- **YOUR GOAL**: Among the lines below, list those containing the string "Xuan".

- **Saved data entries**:
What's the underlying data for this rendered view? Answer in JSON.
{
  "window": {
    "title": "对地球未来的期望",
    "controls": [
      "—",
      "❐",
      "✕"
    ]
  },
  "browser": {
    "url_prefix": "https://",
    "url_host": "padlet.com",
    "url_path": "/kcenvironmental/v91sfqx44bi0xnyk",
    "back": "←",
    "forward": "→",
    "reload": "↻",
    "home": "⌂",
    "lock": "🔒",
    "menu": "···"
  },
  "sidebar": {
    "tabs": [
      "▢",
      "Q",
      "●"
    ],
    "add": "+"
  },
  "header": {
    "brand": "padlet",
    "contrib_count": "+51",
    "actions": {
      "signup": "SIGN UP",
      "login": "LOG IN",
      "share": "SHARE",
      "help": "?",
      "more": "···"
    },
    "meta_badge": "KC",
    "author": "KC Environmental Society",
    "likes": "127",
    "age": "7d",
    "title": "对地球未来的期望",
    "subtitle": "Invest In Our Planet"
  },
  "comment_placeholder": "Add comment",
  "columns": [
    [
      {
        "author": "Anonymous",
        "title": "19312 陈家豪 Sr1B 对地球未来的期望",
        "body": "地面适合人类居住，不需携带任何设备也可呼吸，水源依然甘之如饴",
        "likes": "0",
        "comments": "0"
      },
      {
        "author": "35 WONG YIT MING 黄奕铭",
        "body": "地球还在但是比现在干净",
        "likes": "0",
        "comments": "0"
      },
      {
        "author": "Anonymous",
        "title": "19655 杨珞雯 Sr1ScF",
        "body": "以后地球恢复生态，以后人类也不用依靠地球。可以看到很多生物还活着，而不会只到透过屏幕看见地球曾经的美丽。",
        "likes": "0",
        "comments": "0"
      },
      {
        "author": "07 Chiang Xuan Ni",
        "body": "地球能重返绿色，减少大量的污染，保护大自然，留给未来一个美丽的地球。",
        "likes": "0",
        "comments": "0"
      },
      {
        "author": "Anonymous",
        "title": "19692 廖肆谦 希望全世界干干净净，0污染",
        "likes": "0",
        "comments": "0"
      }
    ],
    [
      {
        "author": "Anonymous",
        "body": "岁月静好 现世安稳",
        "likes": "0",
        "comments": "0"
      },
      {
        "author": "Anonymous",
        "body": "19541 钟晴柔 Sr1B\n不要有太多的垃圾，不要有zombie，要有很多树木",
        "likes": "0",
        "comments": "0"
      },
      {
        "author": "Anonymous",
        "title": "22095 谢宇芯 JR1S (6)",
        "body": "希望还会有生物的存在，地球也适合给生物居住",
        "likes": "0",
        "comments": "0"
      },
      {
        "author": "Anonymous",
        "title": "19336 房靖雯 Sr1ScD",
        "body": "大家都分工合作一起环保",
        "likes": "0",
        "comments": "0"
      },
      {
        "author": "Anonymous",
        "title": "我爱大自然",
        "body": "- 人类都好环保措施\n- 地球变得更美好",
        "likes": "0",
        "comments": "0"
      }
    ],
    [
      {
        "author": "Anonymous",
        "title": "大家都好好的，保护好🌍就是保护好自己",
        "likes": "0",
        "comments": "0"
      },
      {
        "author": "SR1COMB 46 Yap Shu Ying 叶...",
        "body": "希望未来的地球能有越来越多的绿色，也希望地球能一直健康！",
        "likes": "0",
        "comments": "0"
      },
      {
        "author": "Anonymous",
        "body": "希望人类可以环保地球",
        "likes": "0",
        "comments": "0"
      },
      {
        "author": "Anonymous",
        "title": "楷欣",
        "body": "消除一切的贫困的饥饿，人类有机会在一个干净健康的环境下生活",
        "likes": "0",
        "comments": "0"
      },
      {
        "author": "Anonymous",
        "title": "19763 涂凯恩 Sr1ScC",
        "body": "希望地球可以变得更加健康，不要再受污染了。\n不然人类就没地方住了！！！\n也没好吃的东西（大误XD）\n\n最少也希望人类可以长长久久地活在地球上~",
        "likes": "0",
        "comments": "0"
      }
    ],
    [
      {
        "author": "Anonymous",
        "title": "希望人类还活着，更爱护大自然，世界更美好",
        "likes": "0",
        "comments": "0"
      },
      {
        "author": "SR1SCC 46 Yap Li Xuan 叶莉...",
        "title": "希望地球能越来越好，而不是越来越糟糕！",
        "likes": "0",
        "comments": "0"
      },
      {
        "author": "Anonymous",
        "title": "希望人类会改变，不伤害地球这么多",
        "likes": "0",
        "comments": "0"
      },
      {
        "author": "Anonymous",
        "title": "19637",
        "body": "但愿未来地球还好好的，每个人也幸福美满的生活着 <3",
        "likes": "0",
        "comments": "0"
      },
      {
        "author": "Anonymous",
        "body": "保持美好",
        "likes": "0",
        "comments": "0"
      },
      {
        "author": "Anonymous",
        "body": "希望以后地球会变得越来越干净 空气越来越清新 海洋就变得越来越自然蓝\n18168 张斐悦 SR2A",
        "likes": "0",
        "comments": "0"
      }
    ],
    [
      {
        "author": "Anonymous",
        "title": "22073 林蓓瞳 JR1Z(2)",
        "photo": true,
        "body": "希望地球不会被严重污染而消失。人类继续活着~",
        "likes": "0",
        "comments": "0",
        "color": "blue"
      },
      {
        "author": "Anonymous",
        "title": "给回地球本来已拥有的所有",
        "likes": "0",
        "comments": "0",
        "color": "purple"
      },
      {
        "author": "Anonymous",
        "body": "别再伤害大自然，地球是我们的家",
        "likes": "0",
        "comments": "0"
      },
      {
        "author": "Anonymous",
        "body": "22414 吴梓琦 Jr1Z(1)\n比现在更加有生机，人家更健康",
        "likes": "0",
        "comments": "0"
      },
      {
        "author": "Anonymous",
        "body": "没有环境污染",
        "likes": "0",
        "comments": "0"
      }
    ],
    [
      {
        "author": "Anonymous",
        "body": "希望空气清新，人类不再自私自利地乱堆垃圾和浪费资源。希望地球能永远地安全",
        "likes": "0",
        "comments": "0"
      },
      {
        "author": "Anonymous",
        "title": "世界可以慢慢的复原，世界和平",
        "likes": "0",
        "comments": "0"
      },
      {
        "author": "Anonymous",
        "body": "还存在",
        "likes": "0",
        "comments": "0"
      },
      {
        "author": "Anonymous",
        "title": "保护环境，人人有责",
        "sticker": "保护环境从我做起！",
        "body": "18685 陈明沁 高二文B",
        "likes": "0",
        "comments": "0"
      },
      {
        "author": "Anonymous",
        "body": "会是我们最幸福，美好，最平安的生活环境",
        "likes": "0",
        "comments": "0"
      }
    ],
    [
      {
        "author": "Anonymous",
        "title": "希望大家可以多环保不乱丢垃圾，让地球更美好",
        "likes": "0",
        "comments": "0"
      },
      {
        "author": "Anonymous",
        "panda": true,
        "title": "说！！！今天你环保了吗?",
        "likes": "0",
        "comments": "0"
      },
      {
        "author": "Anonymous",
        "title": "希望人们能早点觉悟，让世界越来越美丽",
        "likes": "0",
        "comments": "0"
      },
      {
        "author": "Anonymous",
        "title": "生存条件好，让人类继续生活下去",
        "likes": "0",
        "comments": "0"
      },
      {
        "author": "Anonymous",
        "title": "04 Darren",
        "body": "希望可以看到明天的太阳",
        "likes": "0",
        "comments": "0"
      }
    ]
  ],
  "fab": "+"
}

- **EXERCISE RESULT**:
        "author": "07 Chiang Xuan Ni",
        "author": "SR1SCC 46 Yap Li Xuan 叶莉...",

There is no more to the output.